Random information on the term “CAST”:

The Cardiac Arrhythmia Suppression Trial (CAST) was a double-blind, randomized, controlled study designed to test the hypothesis that suppression of premature ventricular complexes (PVC) with class I antiarrhythmic agents after a myocardial infarction (MI) would reduce mortality. It was conducted between 1986 and 1989 and included over 1700 patients in 27 centres. The study found that the tested drugs increased mortality instead of lowering it as was expected. The publication of these results in 1991/92, in combination with large follow-up studies for drugs that had not been tested in CAST, led to a paradigm shift in the treatment of MI patients. Class I and III antiarrhythmics are now only used with extreme caution after MI, or they are contraindicated completely. Heart Rhythm Society Distinguished Scientist D. George Wyse was a member of the CAST trial’s steering and executive committees.

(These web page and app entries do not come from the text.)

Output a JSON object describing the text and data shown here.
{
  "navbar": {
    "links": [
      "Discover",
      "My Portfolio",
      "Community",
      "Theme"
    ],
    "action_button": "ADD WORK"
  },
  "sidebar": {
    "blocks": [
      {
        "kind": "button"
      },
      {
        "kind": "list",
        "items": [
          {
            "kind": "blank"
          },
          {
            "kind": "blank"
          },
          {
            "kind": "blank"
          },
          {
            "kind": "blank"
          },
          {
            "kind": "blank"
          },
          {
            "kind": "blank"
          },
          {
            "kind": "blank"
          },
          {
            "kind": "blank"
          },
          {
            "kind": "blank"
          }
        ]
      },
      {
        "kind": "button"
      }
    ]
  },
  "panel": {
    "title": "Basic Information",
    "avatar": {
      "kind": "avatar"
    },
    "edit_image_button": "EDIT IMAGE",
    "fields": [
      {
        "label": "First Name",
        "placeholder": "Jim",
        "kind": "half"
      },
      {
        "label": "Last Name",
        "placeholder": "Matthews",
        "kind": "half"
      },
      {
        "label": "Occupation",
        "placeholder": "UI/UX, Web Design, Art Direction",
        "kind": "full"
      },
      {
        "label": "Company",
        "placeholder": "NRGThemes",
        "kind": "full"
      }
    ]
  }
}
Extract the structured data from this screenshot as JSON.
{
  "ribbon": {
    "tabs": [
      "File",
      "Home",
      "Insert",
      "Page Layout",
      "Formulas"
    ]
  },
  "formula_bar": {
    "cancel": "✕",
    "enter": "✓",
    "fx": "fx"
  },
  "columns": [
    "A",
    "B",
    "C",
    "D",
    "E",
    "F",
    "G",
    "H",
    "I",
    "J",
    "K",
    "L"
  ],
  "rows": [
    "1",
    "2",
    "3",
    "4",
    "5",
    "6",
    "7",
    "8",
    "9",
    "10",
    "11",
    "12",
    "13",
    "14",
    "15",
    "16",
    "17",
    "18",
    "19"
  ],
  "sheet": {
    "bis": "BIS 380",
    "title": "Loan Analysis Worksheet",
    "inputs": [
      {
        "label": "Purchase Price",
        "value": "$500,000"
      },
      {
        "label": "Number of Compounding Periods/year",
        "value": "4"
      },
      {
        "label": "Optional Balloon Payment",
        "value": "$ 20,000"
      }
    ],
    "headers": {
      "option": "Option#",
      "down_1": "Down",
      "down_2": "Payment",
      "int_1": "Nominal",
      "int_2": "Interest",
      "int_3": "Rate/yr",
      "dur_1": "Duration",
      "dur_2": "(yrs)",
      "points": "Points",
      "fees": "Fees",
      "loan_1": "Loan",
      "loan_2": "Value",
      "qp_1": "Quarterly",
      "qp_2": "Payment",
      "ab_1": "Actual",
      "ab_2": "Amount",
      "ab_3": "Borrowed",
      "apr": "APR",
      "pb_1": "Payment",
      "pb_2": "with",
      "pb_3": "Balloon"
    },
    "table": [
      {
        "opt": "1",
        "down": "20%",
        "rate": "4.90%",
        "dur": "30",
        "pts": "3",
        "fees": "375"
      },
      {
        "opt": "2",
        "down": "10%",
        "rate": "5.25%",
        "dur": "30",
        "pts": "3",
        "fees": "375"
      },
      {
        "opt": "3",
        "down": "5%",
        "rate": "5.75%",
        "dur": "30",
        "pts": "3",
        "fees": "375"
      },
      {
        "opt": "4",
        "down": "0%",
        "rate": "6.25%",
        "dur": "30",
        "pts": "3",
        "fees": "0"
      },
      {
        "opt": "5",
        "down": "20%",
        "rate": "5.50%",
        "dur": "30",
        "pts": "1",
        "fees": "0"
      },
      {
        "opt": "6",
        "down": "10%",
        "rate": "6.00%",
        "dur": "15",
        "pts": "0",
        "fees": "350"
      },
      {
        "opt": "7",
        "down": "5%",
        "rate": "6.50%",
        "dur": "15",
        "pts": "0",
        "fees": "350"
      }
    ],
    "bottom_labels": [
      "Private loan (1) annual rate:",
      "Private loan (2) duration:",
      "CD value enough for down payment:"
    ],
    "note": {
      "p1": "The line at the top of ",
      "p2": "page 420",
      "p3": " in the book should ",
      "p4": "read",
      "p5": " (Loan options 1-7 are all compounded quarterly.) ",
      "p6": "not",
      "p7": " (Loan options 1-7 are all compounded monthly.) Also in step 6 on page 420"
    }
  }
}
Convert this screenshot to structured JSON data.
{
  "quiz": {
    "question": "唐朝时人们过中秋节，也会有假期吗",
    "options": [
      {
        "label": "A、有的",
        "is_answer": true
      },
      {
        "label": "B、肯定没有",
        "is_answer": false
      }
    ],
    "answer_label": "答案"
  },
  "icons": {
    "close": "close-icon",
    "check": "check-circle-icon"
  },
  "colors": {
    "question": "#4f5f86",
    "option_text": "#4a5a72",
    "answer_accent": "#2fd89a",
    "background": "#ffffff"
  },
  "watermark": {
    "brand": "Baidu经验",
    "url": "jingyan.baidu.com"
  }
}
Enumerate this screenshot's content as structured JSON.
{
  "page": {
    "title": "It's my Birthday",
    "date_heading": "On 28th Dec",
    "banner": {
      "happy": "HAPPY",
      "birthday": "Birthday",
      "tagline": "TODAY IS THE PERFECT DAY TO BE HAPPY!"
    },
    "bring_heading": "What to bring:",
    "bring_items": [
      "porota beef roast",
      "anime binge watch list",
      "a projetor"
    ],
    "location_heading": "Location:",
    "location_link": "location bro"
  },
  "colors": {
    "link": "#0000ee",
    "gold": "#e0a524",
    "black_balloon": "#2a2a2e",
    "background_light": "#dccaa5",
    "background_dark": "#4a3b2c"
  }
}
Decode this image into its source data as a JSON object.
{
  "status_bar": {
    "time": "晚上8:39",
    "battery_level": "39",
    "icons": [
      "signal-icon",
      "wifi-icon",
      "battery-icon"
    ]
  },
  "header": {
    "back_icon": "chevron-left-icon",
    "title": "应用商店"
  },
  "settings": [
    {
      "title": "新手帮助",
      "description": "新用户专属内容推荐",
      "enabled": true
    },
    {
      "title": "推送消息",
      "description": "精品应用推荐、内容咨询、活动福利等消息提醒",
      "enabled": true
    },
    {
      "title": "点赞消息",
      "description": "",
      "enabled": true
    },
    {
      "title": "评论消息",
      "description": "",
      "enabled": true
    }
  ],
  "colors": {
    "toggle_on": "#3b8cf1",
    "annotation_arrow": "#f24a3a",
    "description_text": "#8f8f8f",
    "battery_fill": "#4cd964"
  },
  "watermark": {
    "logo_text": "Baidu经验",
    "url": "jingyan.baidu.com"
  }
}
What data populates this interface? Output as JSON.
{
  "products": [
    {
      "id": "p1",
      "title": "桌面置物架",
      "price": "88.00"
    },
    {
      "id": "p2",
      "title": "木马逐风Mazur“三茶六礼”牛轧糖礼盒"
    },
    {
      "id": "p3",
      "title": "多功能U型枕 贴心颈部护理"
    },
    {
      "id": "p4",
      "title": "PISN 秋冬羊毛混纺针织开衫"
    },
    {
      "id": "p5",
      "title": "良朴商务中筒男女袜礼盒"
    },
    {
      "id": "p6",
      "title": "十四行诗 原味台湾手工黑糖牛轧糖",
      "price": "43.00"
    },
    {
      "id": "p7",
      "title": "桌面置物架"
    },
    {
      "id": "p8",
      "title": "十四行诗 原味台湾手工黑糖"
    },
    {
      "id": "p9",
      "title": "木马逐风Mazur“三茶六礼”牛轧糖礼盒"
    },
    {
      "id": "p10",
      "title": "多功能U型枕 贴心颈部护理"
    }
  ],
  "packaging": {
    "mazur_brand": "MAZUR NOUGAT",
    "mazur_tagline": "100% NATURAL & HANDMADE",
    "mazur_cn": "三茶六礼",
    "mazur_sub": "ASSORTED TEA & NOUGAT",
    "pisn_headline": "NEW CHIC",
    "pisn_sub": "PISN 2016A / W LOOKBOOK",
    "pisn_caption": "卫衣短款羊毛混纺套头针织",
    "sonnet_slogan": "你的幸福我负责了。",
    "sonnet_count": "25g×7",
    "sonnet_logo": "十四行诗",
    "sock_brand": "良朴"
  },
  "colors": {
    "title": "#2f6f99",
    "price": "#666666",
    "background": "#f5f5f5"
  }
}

The study was prompted by the fact that patients who suffer from myocardial infarctions (MIs) have a high risk of sudden death, presumably due to arrhythmia. Around the time of the study onset (1986), an estimated 8 to 15% of patients would die in the subsequent year following an MI, with about half of those deaths resulting from arrhythmia. This warranted the investigation as to whether PVC suppression could improve outcomes in post-MI patients. The trial was conducted by the National Heart, Lung, and Blood Institute.

CAST on Wikipedia